But you don’t have to take my word for it – these look like pretty full streets and I gather this is still going on as I type at about 6:00 PM. Number estimates differ but the expertise of union support meant permits, and the largest march yet for the Occupy movement. Boston had its own march, which this time included nurses, students, and others and Occupy Boston is now supported by a formal vote of endorsement from the Boston Labor Counsel. When I asked some of those encamped in Dewey Square how long they planned to stay, the answer was, “As long as it takes.” I noticed that the Occupy Boston facebook page is now over 10,000 strong, so there are lots of folks who are interested, and supportive, and going to Occupy Boston’s wiki or website to check on what is needed, and what is scheduled.

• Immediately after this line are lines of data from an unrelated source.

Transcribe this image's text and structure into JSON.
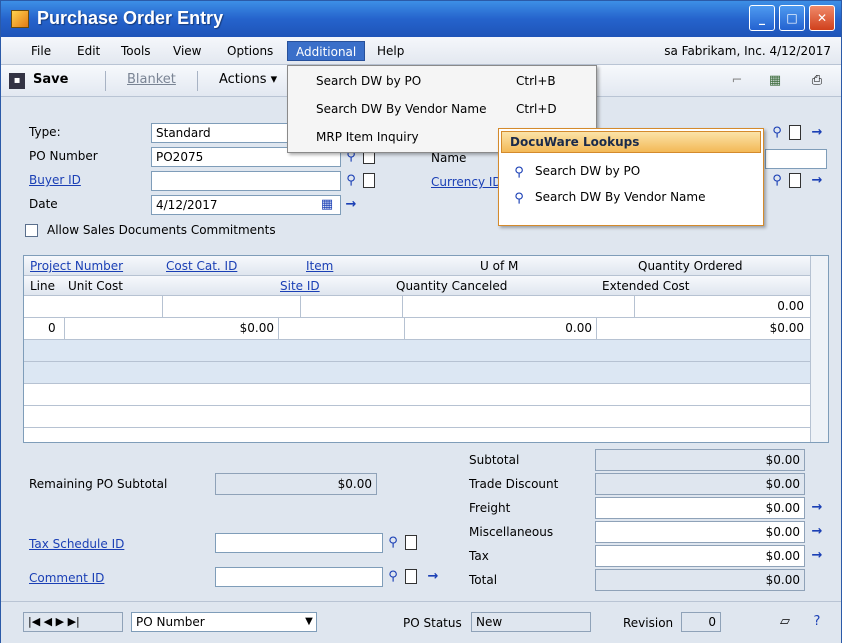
{
  "window": {
    "title": "Purchase Order Entry",
    "min": "_",
    "max": "□",
    "close": "✕"
  },
  "menubar": {
    "items": [
      "File",
      "Edit",
      "Tools",
      "View",
      "Options",
      "Additional",
      "Help"
    ],
    "company": "sa  Fabrikam, Inc.  4/12/2017"
  },
  "toolbar": {
    "save": "Save",
    "blanket": "Blanket",
    "actions": "Actions ▾"
  },
  "form": {
    "type_label": "Type:",
    "type_value": "Standard",
    "po_label": "PO Number",
    "po_value": "PO2075",
    "buyer_label": "Buyer ID",
    "buyer_value": "",
    "date_label": "Date",
    "date_value": "4/12/2017",
    "allow_label": "Allow Sales Documents Commitments",
    "name_label": "Name",
    "currency_label": "Currency ID"
  },
  "grid": {
    "head1": {
      "project": "Project Number",
      "costcat": "Cost Cat. ID",
      "item": "Item",
      "uom": "U of M",
      "qty_ordered": "Quantity Ordered"
    },
    "head2": {
      "line": "Line",
      "unit_cost": "Unit Cost",
      "site": "Site ID",
      "qty_canceled": "Quantity Canceled",
      "ext_cost": "Extended Cost"
    },
    "rows": [
      {
        "ext": "0.00"
      },
      {
        "line": "0",
        "unit": "$0.00",
        "qty": "0.00",
        "ext": "$0.00"
      }
    ]
  },
  "totals": {
    "remaining_label": "Remaining PO Subtotal",
    "remaining_value": "$0.00",
    "subtotal_label": "Subtotal",
    "subtotal": "$0.00",
    "trade_label": "Trade Discount",
    "trade": "$0.00",
    "freight_label": "Freight",
    "freight": "$0.00",
    "misc_label": "Miscellaneous",
    "misc": "$0.00",
    "tax_label": "Tax",
    "tax": "$0.00",
    "total_label": "Total",
    "total": "$0.00",
    "taxsched_label": "Tax Schedule ID",
    "comment_label": "Comment ID"
  },
  "statusbar": {
    "sort": "PO Number",
    "status_label": "PO Status",
    "status_value": "New",
    "revision_label": "Revision",
    "revision_value": "0"
  },
  "dropdown": {
    "items": [
      {
        "label": "Search DW by PO",
        "shortcut": "Ctrl+B"
      },
      {
        "label": "Search DW By Vendor Name",
        "shortcut": "Ctrl+D"
      },
      {
        "label": "MRP Item Inquiry",
        "shortcut": ""
      }
    ]
  },
  "flyout": {
    "title": "DocuWare Lookups",
    "items": [
      "Search DW by PO",
      "Search DW By Vendor Name"
    ]
  }
}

In the post-debate scrum last night, I managed to grab four of the MA-Sen candidates for very brief conversations. Apologies to Alan Khazei and Herb Robinson, whom I didn’t manage to corral, and to Tom Conroy, half of whose conversation was lost to an equipment failure. :( Here’s what I got. The most interesting chat, I’d say, is the one with Bob Massie, who directly criticized DFA, MoveOn, and PCCC for, he says, endorsing Elizabeth Warren without learning anything about the other candidates. So Massie goes first; the rest are alphabetical. Bob Massie: Tom Conroy: Marisa DeFranco: Elizabeth Warren:
Count me among the surprised who checked in on the Herald’s coverage of the debate it co-sponsored last night with UMass-Lowell, and found a virtual love-fest in its cyber-pages. Front-runner smart, solid on big stage By Joe Battenfeld It was her first test, and Elizabeth Warren passed it — but not with straight-A marks. Warren won the crowd over just by walking on the UMass-Lowell debate stage, and when she walked off, her front-runner standing was firmly intact…. Warren’s solid performance will ensure she stays at the top of the Democratic pack. *** Elizabeth Warren doesn’t miss beat in Herald debate By Hillary Chabot A polished, front-running Elizabeth Warren emerged from the first U.S. Senate primary debate and high-profile political test largely unscathed last night, as she and the five other Democratic candidates focused their fire on the Republican incumbent Scott Brown. *** Elizabeth Warren scores well with panel Undergrads, profs also like Khazei, DeFranco By Jessica Heslam Sorry, Scott Brown. If UMass-Lowell junior Mary-Kate Hazel was heading to the polls today, Democrat Elizabeth Warren would get her vote for U.S. Senate. That was the sentiment among a half-dozen college students — and a trio of professors — who gave [...]